Produce all the records again exactly as they stand.

Dataset rows for apps and sites
=== Begin Enclosure ===
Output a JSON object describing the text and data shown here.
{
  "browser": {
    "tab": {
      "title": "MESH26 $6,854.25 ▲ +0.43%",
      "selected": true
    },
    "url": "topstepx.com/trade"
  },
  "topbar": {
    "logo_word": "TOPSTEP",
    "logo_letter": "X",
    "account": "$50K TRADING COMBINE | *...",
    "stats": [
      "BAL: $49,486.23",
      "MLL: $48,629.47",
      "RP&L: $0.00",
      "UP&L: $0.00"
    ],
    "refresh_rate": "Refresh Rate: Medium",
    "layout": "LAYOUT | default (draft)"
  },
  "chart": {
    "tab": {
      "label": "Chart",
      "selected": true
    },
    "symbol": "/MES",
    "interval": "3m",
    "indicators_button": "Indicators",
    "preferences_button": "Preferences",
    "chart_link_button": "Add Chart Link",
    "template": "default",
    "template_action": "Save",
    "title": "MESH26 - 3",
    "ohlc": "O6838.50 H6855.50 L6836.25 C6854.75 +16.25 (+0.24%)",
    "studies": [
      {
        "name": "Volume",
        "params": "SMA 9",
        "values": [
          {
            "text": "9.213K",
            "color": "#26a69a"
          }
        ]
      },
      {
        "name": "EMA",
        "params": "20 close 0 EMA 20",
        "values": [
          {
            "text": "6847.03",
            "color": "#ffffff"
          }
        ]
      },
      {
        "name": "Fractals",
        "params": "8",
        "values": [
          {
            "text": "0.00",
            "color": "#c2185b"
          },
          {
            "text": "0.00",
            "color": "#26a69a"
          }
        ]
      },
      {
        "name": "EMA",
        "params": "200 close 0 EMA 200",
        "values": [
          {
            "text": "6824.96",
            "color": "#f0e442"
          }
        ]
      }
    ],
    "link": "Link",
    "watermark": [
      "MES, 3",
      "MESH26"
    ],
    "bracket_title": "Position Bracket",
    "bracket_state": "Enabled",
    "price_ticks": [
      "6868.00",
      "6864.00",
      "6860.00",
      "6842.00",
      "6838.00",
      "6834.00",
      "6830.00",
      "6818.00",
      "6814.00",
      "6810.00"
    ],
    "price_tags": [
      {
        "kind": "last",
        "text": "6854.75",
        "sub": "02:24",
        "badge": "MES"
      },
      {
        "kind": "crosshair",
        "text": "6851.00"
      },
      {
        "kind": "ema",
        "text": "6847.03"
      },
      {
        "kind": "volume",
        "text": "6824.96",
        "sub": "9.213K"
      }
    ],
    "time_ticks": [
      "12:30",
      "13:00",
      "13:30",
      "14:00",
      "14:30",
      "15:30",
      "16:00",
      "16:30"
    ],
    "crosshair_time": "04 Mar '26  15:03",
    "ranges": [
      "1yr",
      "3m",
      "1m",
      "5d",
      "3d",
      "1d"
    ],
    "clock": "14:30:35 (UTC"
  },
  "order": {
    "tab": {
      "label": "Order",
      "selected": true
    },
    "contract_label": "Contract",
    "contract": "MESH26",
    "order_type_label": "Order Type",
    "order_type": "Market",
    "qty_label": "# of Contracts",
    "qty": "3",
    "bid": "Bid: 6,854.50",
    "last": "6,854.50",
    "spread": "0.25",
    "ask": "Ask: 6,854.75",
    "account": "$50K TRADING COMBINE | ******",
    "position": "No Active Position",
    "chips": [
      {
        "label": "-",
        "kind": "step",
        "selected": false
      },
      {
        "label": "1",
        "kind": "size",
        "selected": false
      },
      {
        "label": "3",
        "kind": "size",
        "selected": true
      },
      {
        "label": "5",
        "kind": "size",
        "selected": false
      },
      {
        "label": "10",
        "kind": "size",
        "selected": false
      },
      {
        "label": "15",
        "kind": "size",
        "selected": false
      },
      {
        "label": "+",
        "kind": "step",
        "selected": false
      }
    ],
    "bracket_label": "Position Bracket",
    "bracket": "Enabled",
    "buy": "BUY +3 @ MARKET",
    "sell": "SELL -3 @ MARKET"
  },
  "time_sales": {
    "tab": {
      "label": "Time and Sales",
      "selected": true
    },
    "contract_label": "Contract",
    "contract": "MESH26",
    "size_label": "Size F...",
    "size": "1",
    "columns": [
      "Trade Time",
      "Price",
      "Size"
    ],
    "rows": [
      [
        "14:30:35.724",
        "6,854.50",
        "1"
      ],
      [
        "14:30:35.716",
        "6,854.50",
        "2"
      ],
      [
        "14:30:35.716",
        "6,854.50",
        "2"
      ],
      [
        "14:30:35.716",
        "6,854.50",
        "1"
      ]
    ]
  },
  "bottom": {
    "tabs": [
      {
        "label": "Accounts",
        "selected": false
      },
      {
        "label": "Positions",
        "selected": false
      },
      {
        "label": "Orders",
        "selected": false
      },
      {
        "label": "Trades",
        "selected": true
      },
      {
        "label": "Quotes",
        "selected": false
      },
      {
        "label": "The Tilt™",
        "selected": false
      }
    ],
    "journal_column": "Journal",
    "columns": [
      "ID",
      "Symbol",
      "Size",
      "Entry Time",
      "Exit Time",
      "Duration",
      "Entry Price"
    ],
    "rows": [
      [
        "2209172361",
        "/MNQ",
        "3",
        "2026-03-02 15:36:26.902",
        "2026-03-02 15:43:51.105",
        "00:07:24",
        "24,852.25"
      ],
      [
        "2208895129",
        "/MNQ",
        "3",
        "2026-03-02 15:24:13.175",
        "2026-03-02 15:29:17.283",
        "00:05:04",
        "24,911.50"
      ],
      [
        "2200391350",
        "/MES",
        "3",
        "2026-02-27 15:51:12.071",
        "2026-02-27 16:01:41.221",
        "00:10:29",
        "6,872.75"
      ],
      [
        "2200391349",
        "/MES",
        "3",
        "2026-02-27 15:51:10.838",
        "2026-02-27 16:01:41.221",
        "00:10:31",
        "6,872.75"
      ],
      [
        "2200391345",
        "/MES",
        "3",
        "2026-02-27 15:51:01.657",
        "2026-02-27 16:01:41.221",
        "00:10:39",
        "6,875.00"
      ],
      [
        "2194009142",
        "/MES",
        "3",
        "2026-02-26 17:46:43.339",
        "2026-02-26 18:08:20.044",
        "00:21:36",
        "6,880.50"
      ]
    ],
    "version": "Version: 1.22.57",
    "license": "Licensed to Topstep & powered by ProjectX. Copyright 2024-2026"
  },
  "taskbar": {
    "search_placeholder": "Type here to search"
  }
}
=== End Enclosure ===
SOLUTION FOR THIS EXERCISE:
Output a JSON object describing the text and data shown here.
{
  "browser": {
    "tab": {
      "title": "MESH26 $6,854.25 ▲ +0.43%",
      "selected": true
    },
    "url": "topstepx.com/trade"
  },
  "topbar": {
    "logo_word": "TOPSTEP",
    "logo_letter": "X",
    "account": "$50K TRADING COMBINE | *...",
    "stats": [
      "BAL: $49,486.23",
      "MLL: $48,629.47",
      "RP&L: $0.00",
      "UP&L: $0.00"
    ],
    "refresh_rate": "Refresh Rate: Medium",
    "layout": "LAYOUT | default (draft)"
  },
  "chart": {
    "tab": {
      "label": "Chart",
      "selected": true
    },
    "symbol": "/MES",
    "interval": "3m",
    "indicators_button": "Indicators",
    "preferences_button": "Preferences",
    "chart_link_button": "Add Chart Link",
    "template": "default",
    "template_action": "Save",
    "title": "MESH26 - 3",
    "ohlc": "O6838.50 H6855.50 L6836.25 C6854.75 +16.25 (+0.24%)",
    "studies": [
      {
        "name": "Volume",
        "params": "SMA 9",
        "values": [
          {
            "text": "9.213K",
            "color": "#26a69a"
          }
        ]
      },
      {
        "name": "EMA",
        "params": "20 close 0 EMA 20",
        "values": [
          {
            "text": "6847.03",
            "color": "#ffffff"
          }
        ]
      },
      {
        "name": "Fractals",
        "params": "8",
        "values": [
          {
            "text": "0.00",
            "color": "#c2185b"
          },
          {
            "text": "0.00",
            "color": "#26a69a"
          }
        ]
      },
      {
        "name": "EMA",
        "params": "200 close 0 EMA 200",
        "values": [
          {
            "text": "6824.96",
            "color": "#f0e442"
          }
        ]
      }
    ],
    "link": "Link",
    "watermark": [
      "MES, 3",
      "MESH26"
    ],
    "bracket_title": "Position Bracket",
    "bracket_state": "Enabled",
    "price_ticks": [
      "6868.00",
      "6864.00",
      "6860.00",
      "6842.00",
      "6838.00",
      "6834.00",
      "6830.00",
      "6818.00",
      "6814.00",
      "6810.00"
    ],
    "price_tags": [
      {
        "kind": "last",
        "text": "6854.75",
        "sub": "02:24",
        "badge": "MES"
      },
      {
        "kind": "crosshair",
        "text": "6851.00"
      },
      {
        "kind": "ema",
        "text": "6847.03"
      },
      {
        "kind": "volume",
        "text": "6824.96",
        "sub": "9.213K"
      }
    ],
    "time_ticks": [
      "12:30",
      "13:00",
      "13:30",
      "14:00",
      "14:30",
      "15:30",
      "16:00",
      "16:30"
    ],
    "crosshair_time": "04 Mar '26  15:03",
    "ranges": [
      "1yr",
      "3m",
      "1m",
      "5d",
      "3d",
      "1d"
    ],
    "clock": "14:30:35 (UTC"
  },
  "order": {
    "tab": {
      "label": "Order",
      "selected": true
    },
    "contract_label": "Contract",
    "contract": "MESH26",
    "order_type_label": "Order Type",
    "order_type": "Market",
    "qty_label": "# of Contracts",
    "qty": "3",
    "bid": "Bid: 6,854.50",
    "last": "6,854.50",
    "spread": "0.25",
    "ask": "Ask: 6,854.75",
    "account": "$50K TRADING COMBINE | ******",
    "position": "No Active Position",
    "chips": [
      {
        "label": "-",
        "kind": "step",
        "selected": false
      },
      {
        "label": "1",
        "kind": "size",
        "selected": false
      },
      {
        "label": "3",
        "kind": "size",
        "selected": true
      },
      {
        "label": "5",
        "kind": "size",
        "selected": false
      },
      {
        "label": "10",
        "kind": "size",
        "selected": false
      },
      {
        "label": "15",
        "kind": "size",
        "selected": false
      },
      {
        "label": "+",
        "kind": "step",
        "selected": false
      }
    ],
    "bracket_label": "Position Bracket",
    "bracket": "Enabled",
    "buy": "BUY +3 @ MARKET",
    "sell": "SELL -3 @ MARKET"
  },
  "time_sales": {
    "tab": {
      "label": "Time and Sales",
      "selected": true
    },
    "contract_label": "Contract",
    "contract": "MESH26",
    "size_label": "Size F...",
    "size": "1",
    "columns": [
      "Trade Time",
      "Price",
      "Size"
    ],
    "rows": [
      [
        "14:30:35.724",
        "6,854.50",
        "1"
      ],
      [
        "14:30:35.716",
        "6,854.50",
        "2"
      ],
      [
        "14:30:35.716",
        "6,854.50",
        "2"
      ],
      [
        "14:30:35.716",
        "6,854.50",
        "1"
      ]
    ]
  },
  "bottom": {
    "tabs": [
      {
        "label": "Accounts",
        "selected": false
      },
      {
        "label": "Positions",
        "selected": false
      },
      {
        "label": "Orders",
        "selected": false
      },
      {
        "label": "Trades",
        "selected": true
      },
      {
        "label": "Quotes",
        "selected": false
      },
      {
        "label": "The Tilt™",
        "selected": false
      }
    ],
    "journal_column": "Journal",
    "columns": [
      "ID",
      "Symbol",
      "Size",
      "Entry Time",
      "Exit Time",
      "Duration",
      "Entry Price"
    ],
    "rows": [
      [
        "2209172361",
        "/MNQ",
        "3",
        "2026-03-02 15:36:26.902",
        "2026-03-02 15:43:51.105",
        "00:07:24",
        "24,852.25"
      ],
      [
        "2208895129",
        "/MNQ",
        "3",
        "2026-03-02 15:24:13.175",
        "2026-03-02 15:29:17.283",
        "00:05:04",
        "24,911.50"
      ],
      [
        "2200391350",
        "/MES",
        "3",
        "2026-02-27 15:51:12.071",
        "2026-02-27 16:01:41.221",
        "00:10:29",
        "6,872.75"
      ],
      [
        "2200391349",
        "/MES",
        "3",
        "2026-02-27 15:51:10.838",
        "2026-02-27 16:01:41.221",
        "00:10:31",
        "6,872.75"
      ],
      [
        "2200391345",
        "/MES",
        "3",
        "2026-02-27 15:51:01.657",
        "2026-02-27 16:01:41.221",
        "00:10:39",
        "6,875.00"
      ],
      [
        "2194009142",
        "/MES",
        "3",
        "2026-02-26 17:46:43.339",
        "2026-02-26 18:08:20.044",
        "00:21:36",
        "6,880.50"
      ]
    ],
    "version": "Version: 1.22.57",
    "license": "Licensed to Topstep & powered by ProjectX. Copyright 2024-2026"
  },
  "taskbar": {
    "search_placeholder": "Type here to search"
  }
}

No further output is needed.